> **Description of the task**
Your answer must be an exact copy of the records below, with every picture left out.

Page and application data records:

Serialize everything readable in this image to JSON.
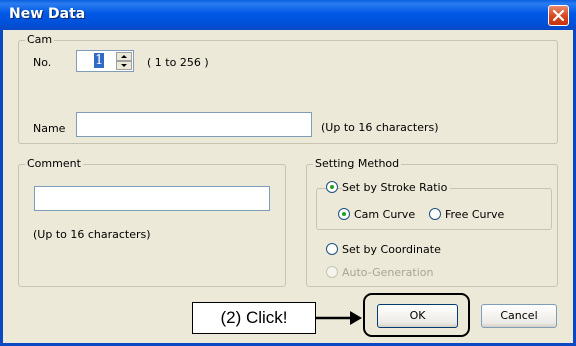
{
  "window": {
    "title": "New Data"
  },
  "cam": {
    "legend": "Cam",
    "no_label": "No.",
    "no_value": "1",
    "range_hint": "( 1 to 256 )",
    "name_label": "Name",
    "name_value": "",
    "name_hint": "(Up to 16 characters)"
  },
  "comment": {
    "legend": "Comment",
    "value": "",
    "hint": "(Up to 16 characters)"
  },
  "setting_method": {
    "legend": "Setting Method",
    "options": [
      {
        "label": "Set by Stroke Ratio",
        "checked": true,
        "disabled": false
      },
      {
        "label": "Set by Coordinate",
        "checked": false,
        "disabled": false
      },
      {
        "label": "Auto-Generation",
        "checked": false,
        "disabled": true
      }
    ],
    "sub_options": [
      {
        "label": "Cam Curve",
        "checked": true
      },
      {
        "label": "Free Curve",
        "checked": false
      }
    ]
  },
  "buttons": {
    "ok": "OK",
    "cancel": "Cancel"
  },
  "annotation": {
    "callout": "(2) Click!"
  },
  "colors": {
    "titlebar": "#0058e6",
    "dialog_bg": "#ece9d8",
    "close_button": "#d8451d"
  }
}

> **Solved problem**
Serialize everything readable in this image to JSON.
{
  "window": {
    "title": "New Data"
  },
  "cam": {
    "legend": "Cam",
    "no_label": "No.",
    "no_value": "1",
    "range_hint": "( 1 to 256 )",
    "name_label": "Name",
    "name_value": "",
    "name_hint": "(Up to 16 characters)"
  },
  "comment": {
    "legend": "Comment",
    "value": "",
    "hint": "(Up to 16 characters)"
  },
  "setting_method": {
    "legend": "Setting Method",
    "options": [
      {
        "label": "Set by Stroke Ratio",
        "checked": true,
        "disabled": false
      },
      {
        "label": "Set by Coordinate",
        "checked": false,
        "disabled": false
      },
      {
        "label": "Auto-Generation",
        "checked": false,
        "disabled": true
      }
    ],
    "sub_options": [
      {
        "label": "Cam Curve",
        "checked": true
      },
      {
        "label": "Free Curve",
        "checked": false
      }
    ]
  },
  "buttons": {
    "ok": "OK",
    "cancel": "Cancel"
  },
  "annotation": {
    "callout": "(2) Click!"
  },
  "colors": {
    "titlebar": "#0058e6",
    "dialog_bg": "#ece9d8",
    "close_button": "#d8451d"
  }
}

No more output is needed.